The music choices as we walk seem pretty clear.
How can you be in Philadelphia and not stomp with the Dovells? You can’t. That’s my point.
If I say South Philadelphia, you will probably say cheesesteaks. And then comes the argument over which is better, Pat’s or Geno’s. Or maybe one of the others.
Only one can be the king.
Once you settle the cheesesteak debate, you might think of one Rocky Balboa.
His house was not in South Philly, but in Kensington. I spent a summer in Kensington, but Gabby lived there for almost a year, in the grape boycott house on Mascher Street. Here is Rocky Balboa’s house, the first house on the left, 1818 Tusculum Street. Like I said, not South Philly.
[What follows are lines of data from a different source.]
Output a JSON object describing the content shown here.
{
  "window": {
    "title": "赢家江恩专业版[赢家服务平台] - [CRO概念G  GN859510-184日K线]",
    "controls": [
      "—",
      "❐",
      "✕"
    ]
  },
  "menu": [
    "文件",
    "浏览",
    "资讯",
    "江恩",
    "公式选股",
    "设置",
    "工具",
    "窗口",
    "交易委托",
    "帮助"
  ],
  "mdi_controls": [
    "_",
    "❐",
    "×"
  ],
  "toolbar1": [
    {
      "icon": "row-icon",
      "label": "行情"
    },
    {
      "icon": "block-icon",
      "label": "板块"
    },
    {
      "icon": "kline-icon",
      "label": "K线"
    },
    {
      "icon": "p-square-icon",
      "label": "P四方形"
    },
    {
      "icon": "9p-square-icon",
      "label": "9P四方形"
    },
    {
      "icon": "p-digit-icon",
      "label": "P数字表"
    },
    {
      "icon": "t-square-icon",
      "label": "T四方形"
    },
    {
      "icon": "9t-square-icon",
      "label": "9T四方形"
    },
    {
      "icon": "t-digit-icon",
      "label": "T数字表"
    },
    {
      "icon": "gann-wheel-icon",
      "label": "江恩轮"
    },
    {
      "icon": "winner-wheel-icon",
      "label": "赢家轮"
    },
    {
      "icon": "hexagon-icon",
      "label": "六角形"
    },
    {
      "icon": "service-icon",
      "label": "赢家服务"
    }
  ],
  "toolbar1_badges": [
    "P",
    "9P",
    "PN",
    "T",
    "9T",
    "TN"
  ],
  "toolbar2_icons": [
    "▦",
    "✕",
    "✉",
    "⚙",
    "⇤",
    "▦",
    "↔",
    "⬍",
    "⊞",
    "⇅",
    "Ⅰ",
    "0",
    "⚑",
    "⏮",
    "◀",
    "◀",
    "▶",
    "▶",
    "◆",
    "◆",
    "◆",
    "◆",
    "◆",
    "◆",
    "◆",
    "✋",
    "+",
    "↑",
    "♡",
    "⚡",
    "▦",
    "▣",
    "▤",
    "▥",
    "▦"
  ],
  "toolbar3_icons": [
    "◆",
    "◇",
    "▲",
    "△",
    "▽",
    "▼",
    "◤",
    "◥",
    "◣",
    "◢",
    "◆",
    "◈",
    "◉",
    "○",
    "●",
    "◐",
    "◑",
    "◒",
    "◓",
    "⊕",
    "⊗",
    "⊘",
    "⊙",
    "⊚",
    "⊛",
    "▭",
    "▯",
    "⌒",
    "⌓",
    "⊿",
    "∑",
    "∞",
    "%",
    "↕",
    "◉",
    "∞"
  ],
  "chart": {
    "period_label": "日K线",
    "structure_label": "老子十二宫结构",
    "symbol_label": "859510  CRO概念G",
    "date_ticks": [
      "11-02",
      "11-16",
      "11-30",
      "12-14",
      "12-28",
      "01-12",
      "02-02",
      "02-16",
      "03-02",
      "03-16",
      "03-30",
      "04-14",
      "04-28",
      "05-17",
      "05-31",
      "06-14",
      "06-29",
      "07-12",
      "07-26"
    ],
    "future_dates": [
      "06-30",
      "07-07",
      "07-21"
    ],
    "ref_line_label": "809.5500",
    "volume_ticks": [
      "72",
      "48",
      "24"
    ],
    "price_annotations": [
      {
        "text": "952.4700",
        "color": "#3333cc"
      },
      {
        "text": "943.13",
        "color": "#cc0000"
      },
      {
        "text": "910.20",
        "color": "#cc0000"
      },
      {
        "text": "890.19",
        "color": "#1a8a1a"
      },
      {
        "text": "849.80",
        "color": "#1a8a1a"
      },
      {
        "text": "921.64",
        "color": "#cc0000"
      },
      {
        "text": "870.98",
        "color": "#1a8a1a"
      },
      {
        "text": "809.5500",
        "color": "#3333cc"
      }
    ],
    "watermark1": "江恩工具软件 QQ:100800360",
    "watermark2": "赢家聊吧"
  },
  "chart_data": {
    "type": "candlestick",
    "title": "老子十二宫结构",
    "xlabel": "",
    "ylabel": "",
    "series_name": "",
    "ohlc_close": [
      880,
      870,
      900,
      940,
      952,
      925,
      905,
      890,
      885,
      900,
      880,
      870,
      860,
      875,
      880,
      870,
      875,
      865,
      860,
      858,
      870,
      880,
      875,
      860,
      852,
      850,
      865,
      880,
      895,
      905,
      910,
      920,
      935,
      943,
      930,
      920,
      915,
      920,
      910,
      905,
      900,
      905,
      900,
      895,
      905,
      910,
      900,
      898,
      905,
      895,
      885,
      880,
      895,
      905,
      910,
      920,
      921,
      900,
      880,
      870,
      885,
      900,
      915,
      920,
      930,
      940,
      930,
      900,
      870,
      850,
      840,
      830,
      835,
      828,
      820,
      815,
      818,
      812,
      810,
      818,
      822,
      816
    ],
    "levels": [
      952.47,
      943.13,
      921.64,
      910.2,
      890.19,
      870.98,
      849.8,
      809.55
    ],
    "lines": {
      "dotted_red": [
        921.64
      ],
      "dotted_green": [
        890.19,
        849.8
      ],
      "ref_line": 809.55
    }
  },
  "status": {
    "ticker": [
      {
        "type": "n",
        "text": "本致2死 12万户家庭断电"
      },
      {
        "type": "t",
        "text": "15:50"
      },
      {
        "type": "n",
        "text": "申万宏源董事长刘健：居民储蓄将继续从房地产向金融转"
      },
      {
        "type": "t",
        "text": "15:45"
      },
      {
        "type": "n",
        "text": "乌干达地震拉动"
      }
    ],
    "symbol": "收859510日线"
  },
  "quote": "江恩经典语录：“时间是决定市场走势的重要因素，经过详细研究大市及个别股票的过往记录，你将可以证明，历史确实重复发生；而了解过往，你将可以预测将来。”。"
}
But he ran through South Philadelphia, through the Italian Market, down Ninth Street. South Philly!
The Mummers – a product of South Philadelphia. They parade down Broad Street – usually – on New Year’s Day. From clubhouses near South 2nd Street – “Two Street” locally – New Years Associations work all year on costumes and moveable scenery.
And, last before the main event – South Philadelphia has cultural significance because of Lou DeSera and Barbara Marcen, Justine Carelli and Bob Clayton, Carmen MonteCarlo and Charlie Zamil, and Pat Molitierri.
Of course – the American Bandstand Regulars.
Average South Philly teens as national celebrities! There could be more cultural markers, in fact there are.
As Arlo Guthrie said about ten minutes into “Alice’s Restaurant,” that’s not what I came to tell you about. I didn’t come here to tell you about South Philadelphia. I came to talk about Philadelphia’s Magic Gardens, 1020 South Street.
Isaiah Zagar began work on what is now known as Philadelphia’s Magic Gardens in 1994 in a vacant lot near his studio. It spans half block now, inside and out, incredible, intricate mosaics like you have never seen. Neighbors banded together to help Zagar buy and protect a vacant lot where Zagar had mosaiced. Out of that came the non-profit Philadephia’s Magic Gardens.
The murals spill over the neighborhood. Zagar has created more than 100 mosaic murals around the city. Outsider art! Quirky! A final photo:
His house. Wow!
I mentioned the trip to Philadelphia to my friend. He remembers Philadelphia with great affection.
He wonders if we might visit the Giant Tastykake Apple Pie sign. It is in northwest Philadelphia, but I know how much it means to him. I agree and then mention that where we are going is in South Philadelphia. He brightens up. He is a big fan of pizzelle, the thin anise waffle cookies.
We agree that we will stop at Termini Brothers for pizzelle. I show him the Magic Gardens pictures. He mutters “trippy” and then looks up at me and says: